Letter on hypocrisy

Dear Editor,
I find all this political rhetoric being promulgated about Islam extremely disturbing. In my view, Islam is about personal faith and spirituality, about individual closeness with Allah, about a way of life that is honest, decent, clean and tolerant. Whether it is the DRP or the MDP or the IDP or Adhaalath or whoever that uses Islam as a political tool, it is a gross insult to the beauty and sacred nature of religion. Even in the last presidential election entire campaigns were run on creating fear using the name Islam as a political tool – that people will lose their faith if a particular party comes in, etc etc. Islam forbids not just alcohol, but corruption, greed, opulence and dishonesty. Islam forbids sex outside of marriage and many other things that are harmful to individuals and society. Yet these are all things that are endemic in the Maldivian society. These are all traits that many of these politicians themselves seem to overtly display. My understanding of Islam is that it is only Allah who would know what is in our hearts, and what our intentions are – and yet many of these politicians run around claiming each other as infidels and non-Muslims, and harbingers of other religions or atheism and whatnot.
Having lived overseas, in multicultural societies, within multi-religious households, having attended ceremonies of various religions numerous times, having lived in environments where alcohol and other things were freely available, I personally believe that today I am more confident in my faith and my belief in Allah and the values of Islam. Many of my friends from outside Maldives are non-Muslim, yet none of them try to convert me or I them. Most of them, whether they practice any religion or not, live decent lives, earn an honest living, and are neither alcoholics nor sex maniacs nor axe murderers.
Many of today’s Maldivian politicians have themselves lived overseas, studied overseas in multi-religious societies, and just like me, I am sure would have friends from various ethnic and religious groups. So unless they believe themselves to have lost their faith as a result, I cannot understand how they can assume that their compatriots would lose their personal faith at the sight of a bottle of alcohol or a non-Muslim or a place of worship of another religion.
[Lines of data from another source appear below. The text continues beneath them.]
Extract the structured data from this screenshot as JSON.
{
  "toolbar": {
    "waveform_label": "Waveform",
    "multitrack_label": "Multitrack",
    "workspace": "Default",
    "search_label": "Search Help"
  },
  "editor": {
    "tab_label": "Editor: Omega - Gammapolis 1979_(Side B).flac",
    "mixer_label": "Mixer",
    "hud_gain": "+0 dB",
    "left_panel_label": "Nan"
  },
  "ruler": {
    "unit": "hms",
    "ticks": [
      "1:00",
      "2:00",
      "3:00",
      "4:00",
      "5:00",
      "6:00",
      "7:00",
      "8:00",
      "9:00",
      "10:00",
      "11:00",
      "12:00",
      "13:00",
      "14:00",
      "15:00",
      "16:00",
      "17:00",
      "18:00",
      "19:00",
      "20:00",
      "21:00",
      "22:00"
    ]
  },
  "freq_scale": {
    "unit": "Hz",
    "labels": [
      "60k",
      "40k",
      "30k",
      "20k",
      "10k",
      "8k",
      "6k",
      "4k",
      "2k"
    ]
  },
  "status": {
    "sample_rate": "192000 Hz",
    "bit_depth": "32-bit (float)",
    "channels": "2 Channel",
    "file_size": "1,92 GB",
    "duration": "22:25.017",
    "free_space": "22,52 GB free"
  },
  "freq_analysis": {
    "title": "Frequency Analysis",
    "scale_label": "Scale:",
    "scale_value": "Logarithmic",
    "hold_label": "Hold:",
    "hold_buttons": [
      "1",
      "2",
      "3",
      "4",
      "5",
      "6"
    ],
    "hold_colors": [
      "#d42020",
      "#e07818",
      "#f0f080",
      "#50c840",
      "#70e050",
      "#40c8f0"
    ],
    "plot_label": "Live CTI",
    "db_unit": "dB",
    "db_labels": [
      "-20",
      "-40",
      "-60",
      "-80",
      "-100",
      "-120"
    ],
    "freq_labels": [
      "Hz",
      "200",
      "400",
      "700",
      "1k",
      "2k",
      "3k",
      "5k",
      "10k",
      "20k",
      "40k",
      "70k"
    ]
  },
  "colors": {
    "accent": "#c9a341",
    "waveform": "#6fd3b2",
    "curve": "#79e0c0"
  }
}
Having said that, I feel that over protection and over regulation in religion as in many other things has created a population in the Maldives that has lost the confidence to believe in themselves, or their direct access to Allah, that has lost their resilience and become dependent on others and external factors to meet many of their needs. This is the reason that people are so easily led, whether it be by politicians, religious extremists, gangsters or others. Politicians so often exploit this weakness in the name of religion, which to my mind cannot be anything but irreligious in itself.
I am not advocating for setting up churches or temples or kovils, I am not advocating for legalising alcohol; I am expressing my absolute disgust with the antics of politicians with double standards. My hope and prayer is that Allah will open the hearts and minds of my countrymen and women, strengthen our Iman, Ihsan and Islam, enable us to think for ourselves and not be exploited by those seeking to make sheep of us.
As Rabindranath Tagore so eloquently worded it:
“Where the mind is without fear and the head is held high
Where knowledge is free
Where the world has not been broken up into fragments by narrow domestic walls
Where words come from the depth of truth
Where tireless striving stretches its arms towards perfection
Where the clear stream of reason has not lost its way into the dreary desert sand of dead habit
Where the mind is led forward into ever widening thought and action
Into that heaven of freedom, let my country awake”